Some of the effective embedded analytics use cases are:

  • Consolidating data from multiple sources, and integrating and filtering data to get the desired reports and insights—for example, event management systems and patient health records.
  • Better visualizations and immediate access to fresh (real-time) data, enabling quick and informed decision making. Examples are accounting services, failed transactions, and fraud detection.
  • Intuitive dashboards with desktop and mobile access allowing users to drill down data from anywhere, at any point, visualize and create reports on the go, and collaborate easily. Examples are financial services and team collaboration.
  • Increased efficiency, reduced time to market for products, increased user adoption for analytics, fewer errors, and intuitive UI, allowing for faster release of products and services—for example, new features on a website and developing a new product using agile methodologies.

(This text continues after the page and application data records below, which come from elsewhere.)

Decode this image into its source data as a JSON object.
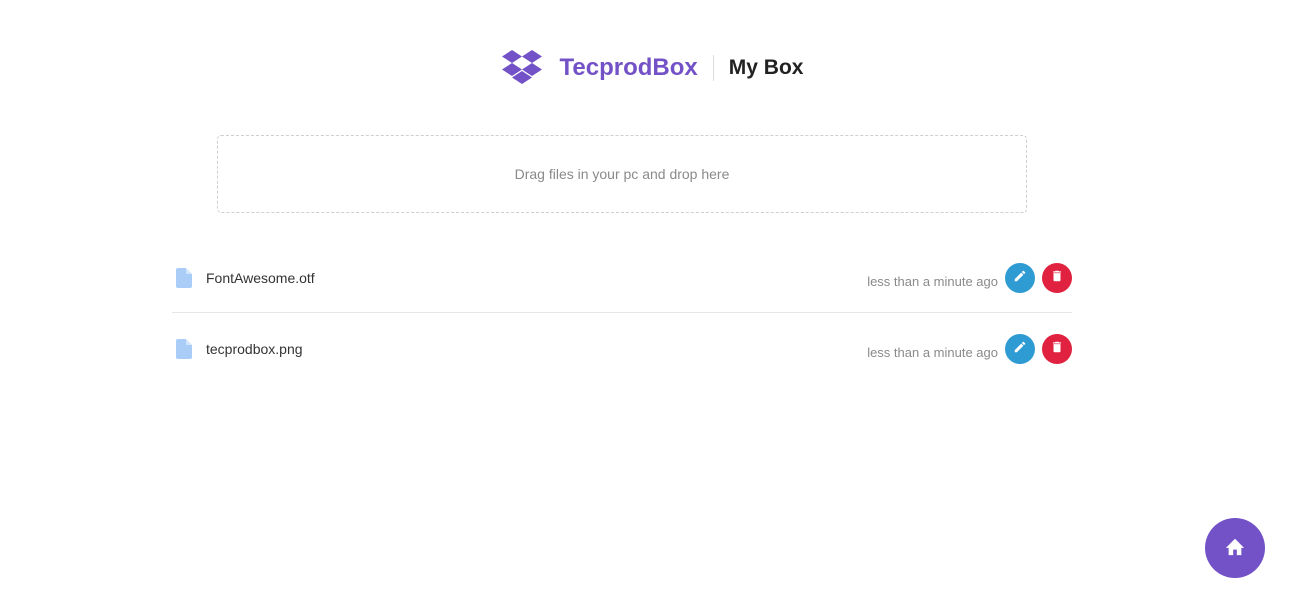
{
  "header": {
    "brand": "TecprodBox",
    "subtitle": "My Box",
    "logo_icon": "dropbox-icon",
    "brand_color": "#7352c7"
  },
  "dropzone": {
    "text": "Drag files in your pc and drop here"
  },
  "files": [
    {
      "name": "FontAwesome.otf",
      "time": "less than a minute ago"
    },
    {
      "name": "tecprodbox.png",
      "time": "less than a minute ago"
    }
  ],
  "colors": {
    "edit": "#2f9bd3",
    "delete": "#e0213f",
    "file_icon": "#a9cdf7",
    "fab": "#7352c7"
  },
  "fab": {
    "icon": "home-icon"
  }
}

Embedded analytics is finding applications in many domains like supply chain management, logistics and shipping, banking and finance, software and technology, and event management. Modern data platforms like MongoDB have a flexible schema and offer a powerful aggregation framework. This means you can:

  • Safely store all the data collected from multiple sources, apply advanced filtering, and visualize data using MongoDB Charts all inside one frame.
  • Build fully custom embedded analytics applications.

With MongoDB Atlas, you can access updated data anywhere across the world over the cloud and get real-time insights to make strategic business decisions.


What is embedded analytics?

Embedded analytics enables analysts, developers, and stakeholders to integrate data from multiple sources, filter the required data, perform real-time analytics, and visualize insights through charts and dashboards. This all happens inside an enterprise application itself, rather than having a separate application for analytics. All of this can be done with an intuitive UI and without writing any extensive code, saving time, cost, and resources.

Why is embedded analytics important for business?

Embedded analytics is important because it allows businesses to generate actionable insights in real-time, which enhances business productivity and reduces time to market for products and services. Embedded analytics also saves a lot of time, cost, and resources because of its intuitive user interface and ability to integrate data sources and suggest valuable insights.

What is embedded analytics software?

Some examples of embedded analytics software are modern platforms like MongoDB, Tableau, and Sisense, which integrate analytical capabilities and visualizations into the enterprise application itself. Embedded analytics software has many capabilities, including intuitive UI, dynamic dashboards, and real-time insights.

What are the applications of data analytics?

Data analytics finds applications in many domains like healthcare, retail, education, finance, banking, logistics, and supply chain management. Some typical applications are:

  • Fraud and risk detection.
  • Product recommendation and customer segment analysis.
  • Predicting illness, discovering new potential diseases, and patient health monitoring.
  • Cost-effective data transportation and live tracking.
  • Energy optimization, distribution, and management.